*** Records shown Section Begins ***
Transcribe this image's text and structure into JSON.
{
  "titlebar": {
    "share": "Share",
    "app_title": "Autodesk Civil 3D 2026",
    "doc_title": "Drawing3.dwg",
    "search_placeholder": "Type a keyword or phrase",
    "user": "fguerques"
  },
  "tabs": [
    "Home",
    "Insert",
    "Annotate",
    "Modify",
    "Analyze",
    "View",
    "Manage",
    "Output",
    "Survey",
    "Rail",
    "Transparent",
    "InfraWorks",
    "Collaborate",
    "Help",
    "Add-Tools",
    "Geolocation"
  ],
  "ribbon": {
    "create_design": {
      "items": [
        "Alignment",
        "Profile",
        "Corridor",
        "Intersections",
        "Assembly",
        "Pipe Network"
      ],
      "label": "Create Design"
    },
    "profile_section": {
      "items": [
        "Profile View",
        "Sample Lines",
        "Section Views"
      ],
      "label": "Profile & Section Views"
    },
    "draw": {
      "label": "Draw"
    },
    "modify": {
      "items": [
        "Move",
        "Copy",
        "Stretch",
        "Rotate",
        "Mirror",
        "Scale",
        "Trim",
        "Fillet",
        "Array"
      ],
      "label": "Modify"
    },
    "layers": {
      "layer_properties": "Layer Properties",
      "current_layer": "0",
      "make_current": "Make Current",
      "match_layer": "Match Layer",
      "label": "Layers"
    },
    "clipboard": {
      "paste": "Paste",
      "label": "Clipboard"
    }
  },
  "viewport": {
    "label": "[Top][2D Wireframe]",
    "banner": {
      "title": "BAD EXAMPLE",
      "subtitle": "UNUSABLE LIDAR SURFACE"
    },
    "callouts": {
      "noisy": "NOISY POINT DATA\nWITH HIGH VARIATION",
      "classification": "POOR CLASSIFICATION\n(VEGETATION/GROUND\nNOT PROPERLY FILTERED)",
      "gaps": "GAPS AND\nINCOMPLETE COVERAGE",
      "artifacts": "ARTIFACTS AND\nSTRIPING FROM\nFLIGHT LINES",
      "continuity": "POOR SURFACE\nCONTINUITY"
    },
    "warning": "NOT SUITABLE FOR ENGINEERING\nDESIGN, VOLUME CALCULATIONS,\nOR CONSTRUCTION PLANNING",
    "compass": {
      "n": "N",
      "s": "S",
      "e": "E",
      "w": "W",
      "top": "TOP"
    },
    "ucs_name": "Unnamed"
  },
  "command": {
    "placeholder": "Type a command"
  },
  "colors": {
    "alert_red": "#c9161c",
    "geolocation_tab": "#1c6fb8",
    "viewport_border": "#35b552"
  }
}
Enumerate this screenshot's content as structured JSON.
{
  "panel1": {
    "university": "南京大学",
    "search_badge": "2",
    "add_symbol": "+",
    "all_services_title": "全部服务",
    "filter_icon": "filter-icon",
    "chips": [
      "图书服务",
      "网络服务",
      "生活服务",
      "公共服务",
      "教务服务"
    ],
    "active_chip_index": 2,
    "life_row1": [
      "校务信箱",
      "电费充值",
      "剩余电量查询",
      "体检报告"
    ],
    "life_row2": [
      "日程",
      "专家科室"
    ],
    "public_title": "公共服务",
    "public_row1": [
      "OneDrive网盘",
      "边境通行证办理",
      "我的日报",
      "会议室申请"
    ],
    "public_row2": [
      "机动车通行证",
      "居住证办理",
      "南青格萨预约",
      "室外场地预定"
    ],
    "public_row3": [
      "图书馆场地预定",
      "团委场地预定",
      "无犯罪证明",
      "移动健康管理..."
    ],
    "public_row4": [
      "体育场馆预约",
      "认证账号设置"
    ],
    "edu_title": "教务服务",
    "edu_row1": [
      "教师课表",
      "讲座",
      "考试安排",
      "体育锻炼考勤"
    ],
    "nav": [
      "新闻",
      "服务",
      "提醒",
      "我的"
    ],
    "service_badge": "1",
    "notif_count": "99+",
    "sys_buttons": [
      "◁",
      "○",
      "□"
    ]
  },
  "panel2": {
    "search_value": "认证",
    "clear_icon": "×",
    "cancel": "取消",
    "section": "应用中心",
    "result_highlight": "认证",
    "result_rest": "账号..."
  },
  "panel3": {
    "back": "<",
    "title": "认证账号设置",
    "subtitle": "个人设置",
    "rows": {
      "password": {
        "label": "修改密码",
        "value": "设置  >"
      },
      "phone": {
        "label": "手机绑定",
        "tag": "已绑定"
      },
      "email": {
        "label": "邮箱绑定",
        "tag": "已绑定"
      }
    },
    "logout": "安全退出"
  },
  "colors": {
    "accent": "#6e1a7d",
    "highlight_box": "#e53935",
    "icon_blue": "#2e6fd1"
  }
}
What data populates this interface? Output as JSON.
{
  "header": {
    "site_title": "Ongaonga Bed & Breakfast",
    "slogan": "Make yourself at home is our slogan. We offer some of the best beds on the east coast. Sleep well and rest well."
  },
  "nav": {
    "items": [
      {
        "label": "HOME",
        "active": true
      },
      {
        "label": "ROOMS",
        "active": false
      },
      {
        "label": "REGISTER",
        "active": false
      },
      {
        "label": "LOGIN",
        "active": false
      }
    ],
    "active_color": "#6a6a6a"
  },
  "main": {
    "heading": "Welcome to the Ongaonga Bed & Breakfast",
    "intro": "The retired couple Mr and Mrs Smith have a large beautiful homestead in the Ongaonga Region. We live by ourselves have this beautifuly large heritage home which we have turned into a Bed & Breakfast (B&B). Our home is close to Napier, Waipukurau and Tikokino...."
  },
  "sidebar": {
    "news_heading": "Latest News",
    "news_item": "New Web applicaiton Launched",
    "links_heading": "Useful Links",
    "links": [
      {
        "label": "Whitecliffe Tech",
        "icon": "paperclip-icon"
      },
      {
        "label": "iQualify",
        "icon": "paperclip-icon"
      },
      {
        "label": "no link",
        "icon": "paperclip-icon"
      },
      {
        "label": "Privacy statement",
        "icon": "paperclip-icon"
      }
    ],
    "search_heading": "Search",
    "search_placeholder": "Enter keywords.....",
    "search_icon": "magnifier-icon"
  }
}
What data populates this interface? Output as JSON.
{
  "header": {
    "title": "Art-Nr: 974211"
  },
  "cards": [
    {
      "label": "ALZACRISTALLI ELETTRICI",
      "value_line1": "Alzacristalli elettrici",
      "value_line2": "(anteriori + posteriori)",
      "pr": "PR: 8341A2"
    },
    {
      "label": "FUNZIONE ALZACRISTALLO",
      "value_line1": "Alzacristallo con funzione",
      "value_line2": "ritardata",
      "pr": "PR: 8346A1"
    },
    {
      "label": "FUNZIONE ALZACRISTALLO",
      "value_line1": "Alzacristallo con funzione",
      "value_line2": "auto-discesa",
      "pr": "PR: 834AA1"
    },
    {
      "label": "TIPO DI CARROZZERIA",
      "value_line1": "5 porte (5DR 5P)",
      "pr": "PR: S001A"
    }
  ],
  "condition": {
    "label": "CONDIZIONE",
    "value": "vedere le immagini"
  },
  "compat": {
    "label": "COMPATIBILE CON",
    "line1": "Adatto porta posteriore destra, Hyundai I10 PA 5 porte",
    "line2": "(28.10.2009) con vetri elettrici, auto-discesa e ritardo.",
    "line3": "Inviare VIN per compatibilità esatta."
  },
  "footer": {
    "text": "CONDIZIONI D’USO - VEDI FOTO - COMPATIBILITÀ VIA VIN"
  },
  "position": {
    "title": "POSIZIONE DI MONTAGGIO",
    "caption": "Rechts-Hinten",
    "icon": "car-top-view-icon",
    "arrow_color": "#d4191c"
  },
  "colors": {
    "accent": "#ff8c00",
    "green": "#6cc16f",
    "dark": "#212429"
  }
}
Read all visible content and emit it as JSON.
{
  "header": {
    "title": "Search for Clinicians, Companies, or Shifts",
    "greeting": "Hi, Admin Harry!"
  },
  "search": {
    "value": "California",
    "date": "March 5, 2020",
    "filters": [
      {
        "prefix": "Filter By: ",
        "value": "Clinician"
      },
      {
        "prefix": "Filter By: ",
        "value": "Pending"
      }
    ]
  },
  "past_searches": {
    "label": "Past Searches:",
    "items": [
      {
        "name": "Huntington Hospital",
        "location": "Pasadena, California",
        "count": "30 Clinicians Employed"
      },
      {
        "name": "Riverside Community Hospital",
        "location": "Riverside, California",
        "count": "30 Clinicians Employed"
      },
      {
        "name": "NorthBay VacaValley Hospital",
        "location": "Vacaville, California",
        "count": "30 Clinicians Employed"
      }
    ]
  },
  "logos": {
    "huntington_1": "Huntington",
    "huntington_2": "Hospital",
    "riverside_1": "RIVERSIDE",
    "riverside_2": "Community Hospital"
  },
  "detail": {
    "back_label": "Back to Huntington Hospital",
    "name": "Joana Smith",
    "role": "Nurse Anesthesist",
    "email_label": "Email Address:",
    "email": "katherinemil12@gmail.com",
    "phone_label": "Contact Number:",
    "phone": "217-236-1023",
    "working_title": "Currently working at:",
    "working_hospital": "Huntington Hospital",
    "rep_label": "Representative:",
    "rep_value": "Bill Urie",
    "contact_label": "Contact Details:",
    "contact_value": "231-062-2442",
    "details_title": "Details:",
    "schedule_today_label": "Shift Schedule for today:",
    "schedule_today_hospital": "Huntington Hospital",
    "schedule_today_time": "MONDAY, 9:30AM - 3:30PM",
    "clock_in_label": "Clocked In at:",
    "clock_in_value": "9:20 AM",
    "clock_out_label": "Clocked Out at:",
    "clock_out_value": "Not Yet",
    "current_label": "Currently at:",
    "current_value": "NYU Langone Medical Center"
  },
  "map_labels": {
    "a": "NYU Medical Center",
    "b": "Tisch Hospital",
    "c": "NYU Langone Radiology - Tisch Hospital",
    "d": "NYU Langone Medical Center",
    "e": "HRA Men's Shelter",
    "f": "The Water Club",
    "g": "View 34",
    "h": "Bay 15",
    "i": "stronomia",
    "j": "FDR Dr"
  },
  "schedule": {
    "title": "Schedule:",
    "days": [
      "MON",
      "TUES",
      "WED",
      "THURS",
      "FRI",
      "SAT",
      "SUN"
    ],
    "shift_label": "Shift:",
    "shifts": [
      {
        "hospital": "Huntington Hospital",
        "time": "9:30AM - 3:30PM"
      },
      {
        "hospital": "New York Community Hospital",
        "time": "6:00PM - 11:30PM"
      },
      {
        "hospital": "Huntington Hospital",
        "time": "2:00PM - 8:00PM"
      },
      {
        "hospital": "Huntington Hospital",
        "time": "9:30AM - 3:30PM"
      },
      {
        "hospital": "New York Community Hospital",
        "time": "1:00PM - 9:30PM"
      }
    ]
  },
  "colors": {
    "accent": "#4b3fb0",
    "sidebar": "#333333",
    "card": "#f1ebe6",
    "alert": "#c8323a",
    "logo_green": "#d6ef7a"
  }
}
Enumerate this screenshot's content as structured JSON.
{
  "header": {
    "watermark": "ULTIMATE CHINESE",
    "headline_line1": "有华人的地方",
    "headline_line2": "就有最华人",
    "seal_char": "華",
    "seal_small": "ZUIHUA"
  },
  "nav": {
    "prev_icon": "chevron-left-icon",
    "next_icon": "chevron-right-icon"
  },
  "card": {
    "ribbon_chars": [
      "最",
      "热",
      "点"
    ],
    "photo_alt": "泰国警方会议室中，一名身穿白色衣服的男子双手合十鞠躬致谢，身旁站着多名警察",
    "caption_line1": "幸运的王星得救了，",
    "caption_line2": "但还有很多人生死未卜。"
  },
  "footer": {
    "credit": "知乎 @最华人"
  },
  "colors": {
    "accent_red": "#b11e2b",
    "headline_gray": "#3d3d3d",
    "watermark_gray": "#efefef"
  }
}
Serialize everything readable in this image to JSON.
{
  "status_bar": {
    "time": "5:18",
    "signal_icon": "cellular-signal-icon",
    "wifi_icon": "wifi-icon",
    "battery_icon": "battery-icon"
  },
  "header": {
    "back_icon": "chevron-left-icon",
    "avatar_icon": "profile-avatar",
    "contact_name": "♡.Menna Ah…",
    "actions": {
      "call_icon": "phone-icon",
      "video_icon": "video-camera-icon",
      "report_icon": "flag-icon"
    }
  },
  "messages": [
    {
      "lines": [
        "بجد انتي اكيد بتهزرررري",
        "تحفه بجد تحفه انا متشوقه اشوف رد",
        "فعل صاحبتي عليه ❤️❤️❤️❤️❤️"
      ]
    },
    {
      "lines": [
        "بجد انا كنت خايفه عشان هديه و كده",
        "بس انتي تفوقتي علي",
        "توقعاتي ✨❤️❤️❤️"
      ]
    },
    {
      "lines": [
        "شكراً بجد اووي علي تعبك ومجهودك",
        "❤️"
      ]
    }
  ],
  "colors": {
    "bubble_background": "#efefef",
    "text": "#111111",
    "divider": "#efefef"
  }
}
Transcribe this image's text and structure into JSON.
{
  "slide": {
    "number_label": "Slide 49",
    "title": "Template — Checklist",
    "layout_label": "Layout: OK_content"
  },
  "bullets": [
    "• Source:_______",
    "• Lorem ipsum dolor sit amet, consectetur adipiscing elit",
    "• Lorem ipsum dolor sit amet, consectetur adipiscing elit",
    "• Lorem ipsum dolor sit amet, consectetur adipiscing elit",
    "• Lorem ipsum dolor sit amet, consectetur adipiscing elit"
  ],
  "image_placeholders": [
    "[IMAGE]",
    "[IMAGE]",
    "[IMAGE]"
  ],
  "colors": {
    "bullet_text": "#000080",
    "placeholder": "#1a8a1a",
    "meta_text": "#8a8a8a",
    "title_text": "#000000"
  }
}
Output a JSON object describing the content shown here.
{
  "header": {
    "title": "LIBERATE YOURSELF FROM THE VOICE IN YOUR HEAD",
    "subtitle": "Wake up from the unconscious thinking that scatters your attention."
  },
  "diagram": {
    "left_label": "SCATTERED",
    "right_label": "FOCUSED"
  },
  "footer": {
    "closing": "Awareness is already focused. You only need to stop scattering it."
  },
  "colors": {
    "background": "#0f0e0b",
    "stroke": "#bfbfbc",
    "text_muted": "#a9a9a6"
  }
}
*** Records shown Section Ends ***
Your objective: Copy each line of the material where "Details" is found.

Written answer:
    "contact_label": "Contact Details:",
    "details_title": "Details:",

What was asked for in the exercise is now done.